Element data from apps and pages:
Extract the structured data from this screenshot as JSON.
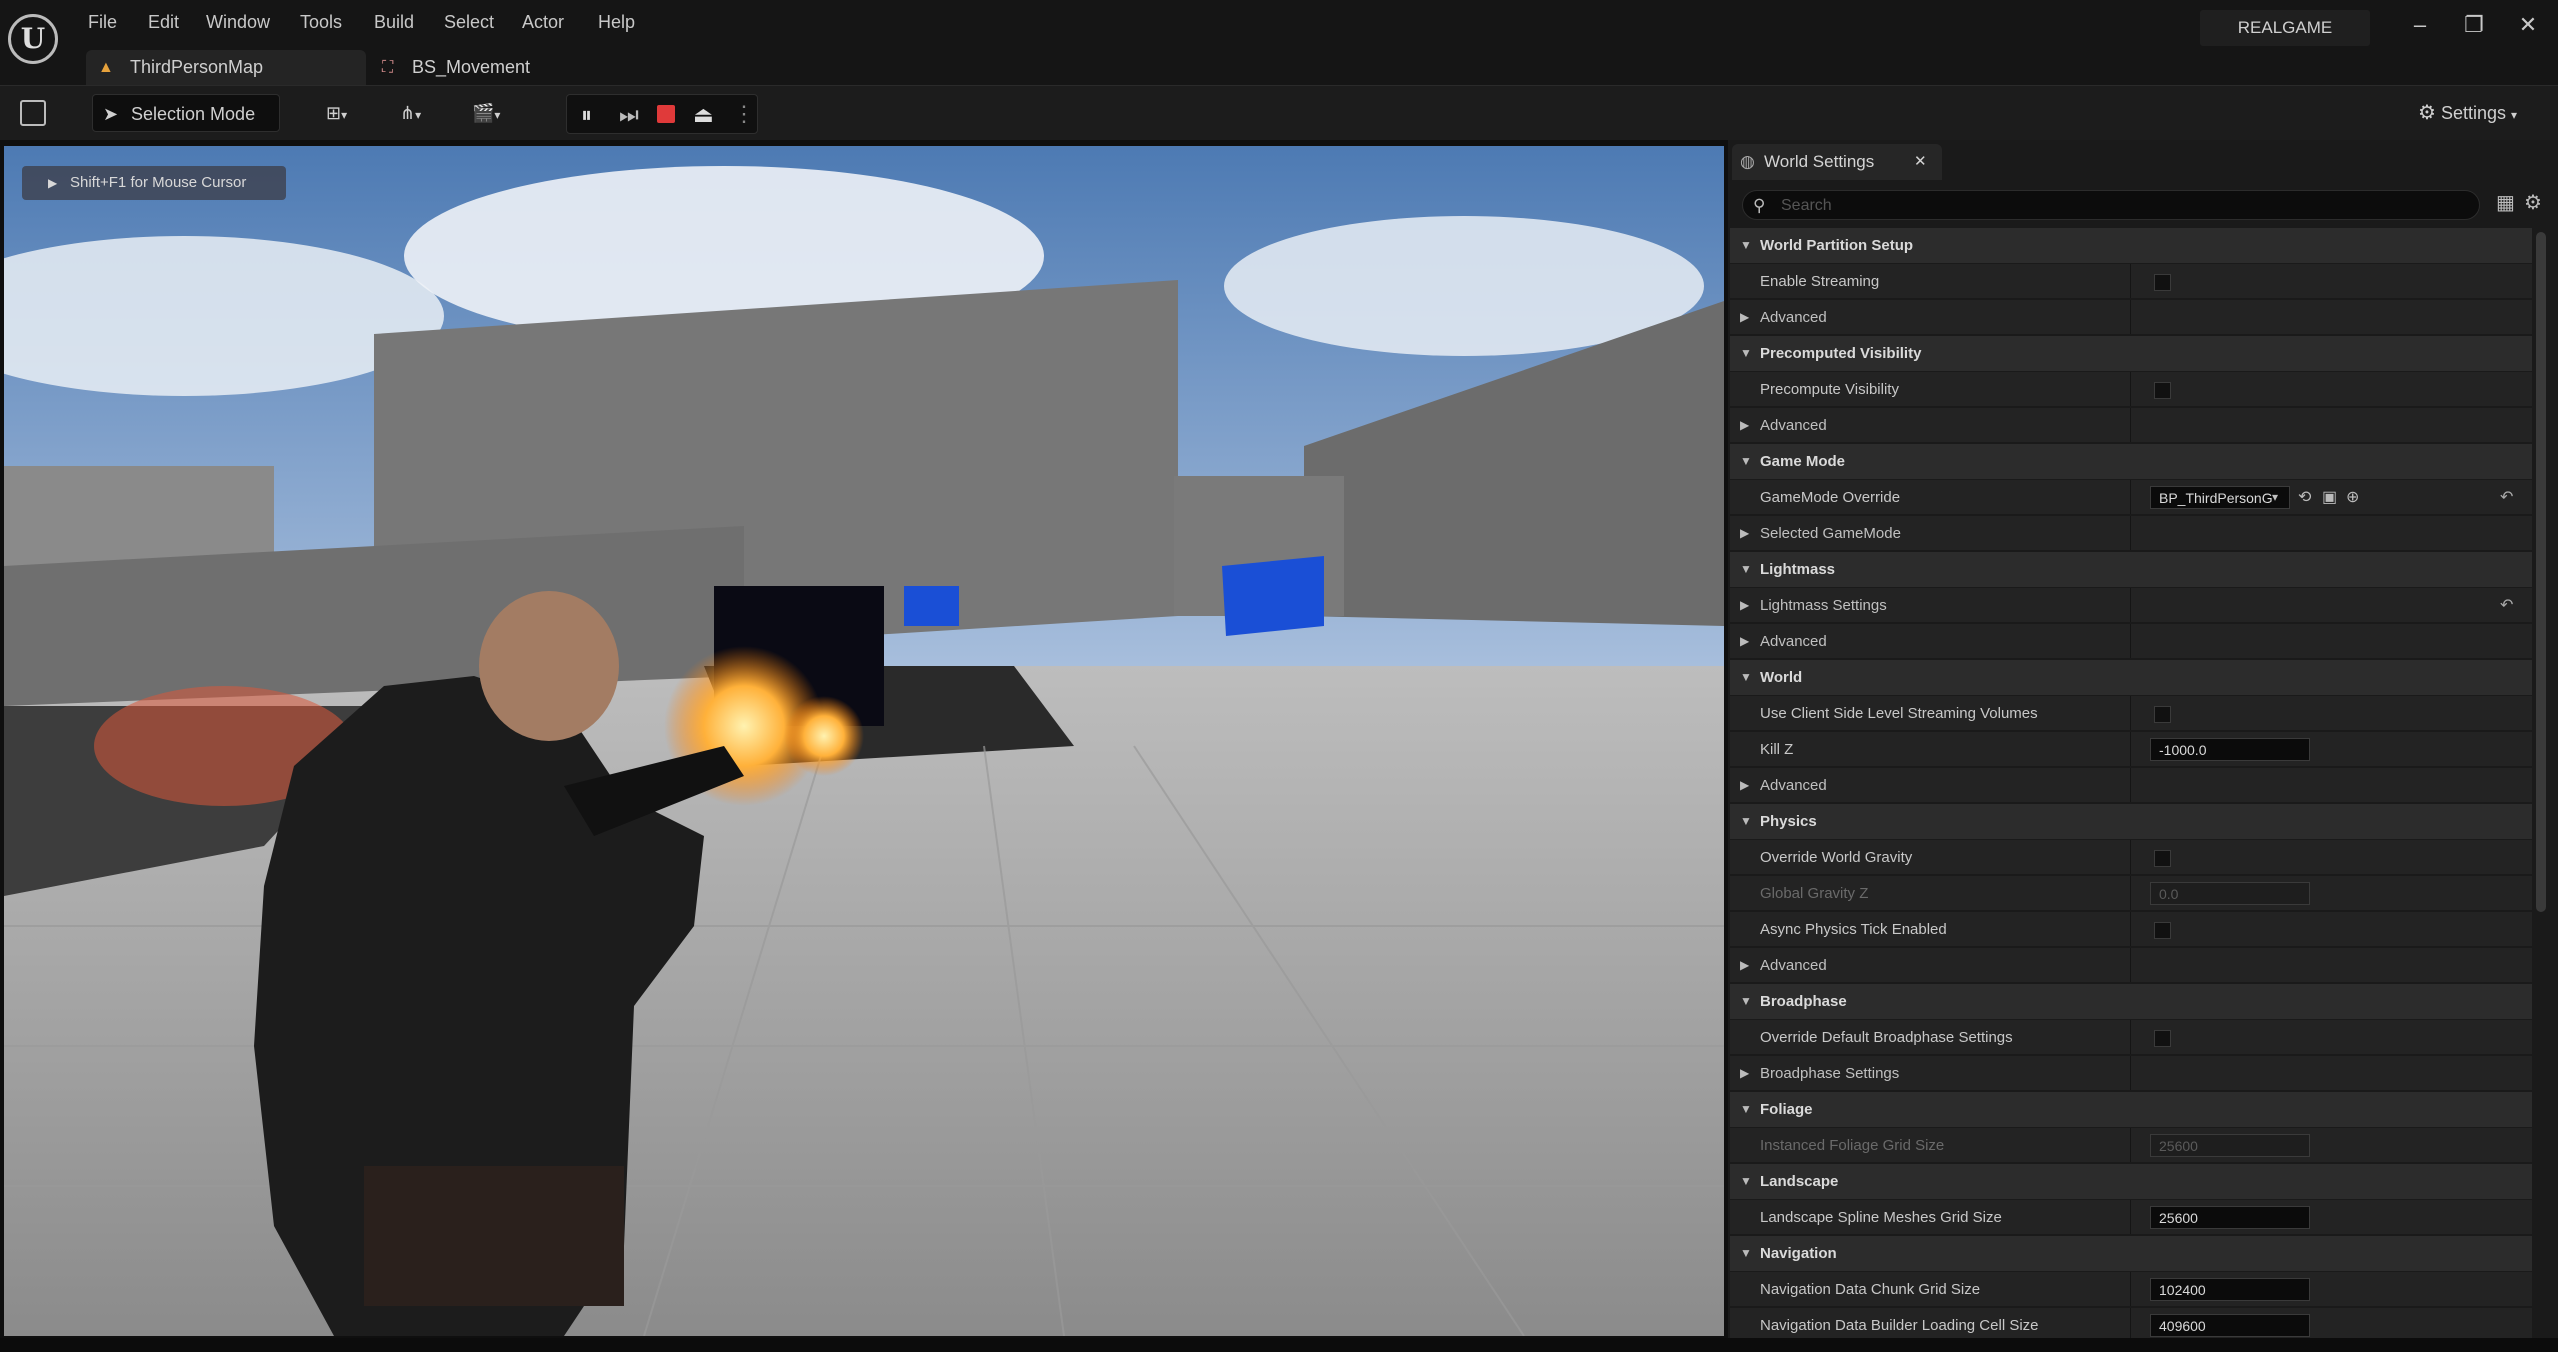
{
  "menu": [
    "File",
    "Edit",
    "Window",
    "Tools",
    "Build",
    "Select",
    "Actor",
    "Help"
  ],
  "project_name": "REALGAME",
  "tabs": [
    {
      "label": "ThirdPersonMap"
    },
    {
      "label": "BS_Movement"
    }
  ],
  "toolbar": {
    "selection_mode": "Selection Mode",
    "settings": "Settings"
  },
  "viewport": {
    "hint": "Shift+F1 for Mouse Cursor"
  },
  "panel": {
    "title": "World Settings",
    "search_placeholder": "Search",
    "rows": [
      {
        "kind": "cat",
        "label": "World Partition Setup"
      },
      {
        "kind": "prop",
        "label": "Enable Streaming",
        "control": "checkbox"
      },
      {
        "kind": "sub",
        "label": "Advanced"
      },
      {
        "kind": "cat",
        "label": "Precomputed Visibility"
      },
      {
        "kind": "prop",
        "label": "Precompute Visibility",
        "control": "checkbox"
      },
      {
        "kind": "sub",
        "label": "Advanced"
      },
      {
        "kind": "cat",
        "label": "Game Mode"
      },
      {
        "kind": "prop",
        "label": "GameMode Override",
        "control": "dropdown",
        "value": "BP_ThirdPersonG"
      },
      {
        "kind": "sub",
        "label": "Selected GameMode"
      },
      {
        "kind": "cat",
        "label": "Lightmass"
      },
      {
        "kind": "sub",
        "label": "Lightmass Settings",
        "reset": true
      },
      {
        "kind": "sub",
        "label": "Advanced"
      },
      {
        "kind": "cat",
        "label": "World"
      },
      {
        "kind": "prop",
        "label": "Use Client Side Level Streaming Volumes",
        "control": "checkbox"
      },
      {
        "kind": "prop",
        "label": "Kill Z",
        "control": "field",
        "value": "-1000.0"
      },
      {
        "kind": "sub",
        "label": "Advanced"
      },
      {
        "kind": "cat",
        "label": "Physics"
      },
      {
        "kind": "prop",
        "label": "Override World Gravity",
        "control": "checkbox"
      },
      {
        "kind": "prop",
        "label": "Global Gravity Z",
        "control": "field",
        "value": "0.0",
        "dim": true
      },
      {
        "kind": "prop",
        "label": "Async Physics Tick Enabled",
        "control": "checkbox"
      },
      {
        "kind": "sub",
        "label": "Advanced"
      },
      {
        "kind": "cat",
        "label": "Broadphase"
      },
      {
        "kind": "prop",
        "label": "Override Default Broadphase Settings",
        "control": "checkbox"
      },
      {
        "kind": "sub",
        "label": "Broadphase Settings"
      },
      {
        "kind": "cat",
        "label": "Foliage"
      },
      {
        "kind": "prop",
        "label": "Instanced Foliage Grid Size",
        "control": "field",
        "value": "25600",
        "dim": true
      },
      {
        "kind": "cat",
        "label": "Landscape"
      },
      {
        "kind": "prop",
        "label": "Landscape Spline Meshes Grid Size",
        "control": "field",
        "value": "25600"
      },
      {
        "kind": "cat",
        "label": "Navigation"
      },
      {
        "kind": "prop",
        "label": "Navigation Data Chunk Grid Size",
        "control": "field",
        "value": "102400"
      },
      {
        "kind": "prop",
        "label": "Navigation Data Builder Loading Cell Size",
        "control": "field",
        "value": "409600"
      }
    ]
  }
}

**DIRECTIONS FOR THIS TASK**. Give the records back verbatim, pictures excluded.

**ANSWER SPACE**.
Extract the structured data from this screenshot as JSON.
{
  "menu": [
    "File",
    "Edit",
    "Window",
    "Tools",
    "Build",
    "Select",
    "Actor",
    "Help"
  ],
  "project_name": "REALGAME",
  "tabs": [
    {
      "label": "ThirdPersonMap"
    },
    {
      "label": "BS_Movement"
    }
  ],
  "toolbar": {
    "selection_mode": "Selection Mode",
    "settings": "Settings"
  },
  "viewport": {
    "hint": "Shift+F1 for Mouse Cursor"
  },
  "panel": {
    "title": "World Settings",
    "search_placeholder": "Search",
    "rows": [
      {
        "kind": "cat",
        "label": "World Partition Setup"
      },
      {
        "kind": "prop",
        "label": "Enable Streaming",
        "control": "checkbox"
      },
      {
        "kind": "sub",
        "label": "Advanced"
      },
      {
        "kind": "cat",
        "label": "Precomputed Visibility"
      },
      {
        "kind": "prop",
        "label": "Precompute Visibility",
        "control": "checkbox"
      },
      {
        "kind": "sub",
        "label": "Advanced"
      },
      {
        "kind": "cat",
        "label": "Game Mode"
      },
      {
        "kind": "prop",
        "label": "GameMode Override",
        "control": "dropdown",
        "value": "BP_ThirdPersonG"
      },
      {
        "kind": "sub",
        "label": "Selected GameMode"
      },
      {
        "kind": "cat",
        "label": "Lightmass"
      },
      {
        "kind": "sub",
        "label": "Lightmass Settings",
        "reset": true
      },
      {
        "kind": "sub",
        "label": "Advanced"
      },
      {
        "kind": "cat",
        "label": "World"
      },
      {
        "kind": "prop",
        "label": "Use Client Side Level Streaming Volumes",
        "control": "checkbox"
      },
      {
        "kind": "prop",
        "label": "Kill Z",
        "control": "field",
        "value": "-1000.0"
      },
      {
        "kind": "sub",
        "label": "Advanced"
      },
      {
        "kind": "cat",
        "label": "Physics"
      },
      {
        "kind": "prop",
        "label": "Override World Gravity",
        "control": "checkbox"
      },
      {
        "kind": "prop",
        "label": "Global Gravity Z",
        "control": "field",
        "value": "0.0",
        "dim": true
      },
      {
        "kind": "prop",
        "label": "Async Physics Tick Enabled",
        "control": "checkbox"
      },
      {
        "kind": "sub",
        "label": "Advanced"
      },
      {
        "kind": "cat",
        "label": "Broadphase"
      },
      {
        "kind": "prop",
        "label": "Override Default Broadphase Settings",
        "control": "checkbox"
      },
      {
        "kind": "sub",
        "label": "Broadphase Settings"
      },
      {
        "kind": "cat",
        "label": "Foliage"
      },
      {
        "kind": "prop",
        "label": "Instanced Foliage Grid Size",
        "control": "field",
        "value": "25600",
        "dim": true
      },
      {
        "kind": "cat",
        "label": "Landscape"
      },
      {
        "kind": "prop",
        "label": "Landscape Spline Meshes Grid Size",
        "control": "field",
        "value": "25600"
      },
      {
        "kind": "cat",
        "label": "Navigation"
      },
      {
        "kind": "prop",
        "label": "Navigation Data Chunk Grid Size",
        "control": "field",
        "value": "102400"
      },
      {
        "kind": "prop",
        "label": "Navigation Data Builder Loading Cell Size",
        "control": "field",
        "value": "409600"
      }
    ]
  }
}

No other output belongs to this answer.